    The Coyotes also unveiled a new, flatter management hierarchy that will see Chayka working alongside head coach Dave Tippett on player-personnel decisions. Tippett has added the title of Executive Vice President of Hockey Operations. He’s also agreed to a new, five-year contract.

    In addition to those changes, one of the Coyotes’ co-owners, Gary Drummond, will now serve as Director of Hockey Operations.

    It was reported yesterday that Chayka would replace Don Maloney as GM. The Coyotes fired Maloney in April, citing a desire to go in a “new direction.”

    Chayka sure represents that.

    “John is among the best and brightest minds in hockey,” Drummond said in a statement. “He is knowledgeable and driven and has an incredible passion for the game. He brings an innovative approach to assessing talent and looking at player development and combined with his strong analytics expertise, we feel that he’s the right choice for the direction we want to go with our franchise.”

    Chayka told reporters today at a press conference that he’s open to using “any and all tools” to help turn the Coyotes into a sustainable winner, from traditional scouting methods to statistical analysis to psychological profiling.

    And though some may be skeptical about his age, he insisted he won’t be going at it alone. 

    “I’m excited to partner with Dave Tippett on this venture,” said Chayka. “I appreciate the experience and knowledge that he brings to the game.”

    To aid Chayka and Tippett, the Coyotes intend to hire a “very seasoned” assistant general manager.

    The way Chayka explains it, the idea is that all voices will be heard, and all opinions will be considered.

    “At the end of the day, the buck stops with me in terms of player-personnel decisions,” he said. “But certainly I’m not someone who’s going to be authoritarian in my views. I’m going to be very open. … The key for me is the best idea wins.”

    Suffice to say, it will be interesting to see how all this plays out. There’s always skepticism when a team tries something new, and this is definitely unique:

    Chayka, however, believes the Coyotes’ future has never been brighter.

    “The positives are endless with respect to the vision and direction of our ownership group, to the influx of young, talented players that are going to excite our fans for years to come, ” he said.

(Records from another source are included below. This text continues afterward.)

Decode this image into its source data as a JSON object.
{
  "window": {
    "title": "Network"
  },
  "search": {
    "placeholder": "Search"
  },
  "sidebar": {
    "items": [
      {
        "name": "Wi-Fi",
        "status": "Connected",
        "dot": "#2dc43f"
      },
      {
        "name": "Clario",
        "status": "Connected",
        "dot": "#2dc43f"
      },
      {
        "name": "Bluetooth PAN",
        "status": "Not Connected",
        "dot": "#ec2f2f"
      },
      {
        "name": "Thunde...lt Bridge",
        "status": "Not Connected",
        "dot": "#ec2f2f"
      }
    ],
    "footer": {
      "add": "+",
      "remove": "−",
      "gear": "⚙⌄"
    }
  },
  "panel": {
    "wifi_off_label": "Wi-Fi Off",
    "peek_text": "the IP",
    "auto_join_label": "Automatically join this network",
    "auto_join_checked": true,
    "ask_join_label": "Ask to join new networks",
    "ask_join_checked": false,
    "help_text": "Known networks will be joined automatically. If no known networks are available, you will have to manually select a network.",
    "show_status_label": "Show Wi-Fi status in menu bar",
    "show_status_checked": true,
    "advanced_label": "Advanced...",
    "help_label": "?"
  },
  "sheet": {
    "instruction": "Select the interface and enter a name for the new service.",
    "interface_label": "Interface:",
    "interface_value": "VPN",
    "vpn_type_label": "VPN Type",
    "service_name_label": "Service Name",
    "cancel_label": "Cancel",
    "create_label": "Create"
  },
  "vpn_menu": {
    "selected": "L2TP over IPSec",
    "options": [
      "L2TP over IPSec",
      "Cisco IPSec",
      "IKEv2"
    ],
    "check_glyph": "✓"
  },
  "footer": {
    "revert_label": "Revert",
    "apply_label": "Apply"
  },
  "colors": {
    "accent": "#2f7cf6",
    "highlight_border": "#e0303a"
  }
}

    “We’ll have challenges along the way as we continue to grow, but we’ll rely on our increased communication, collaboration and innovation to overcome these issues and achieve our goals.”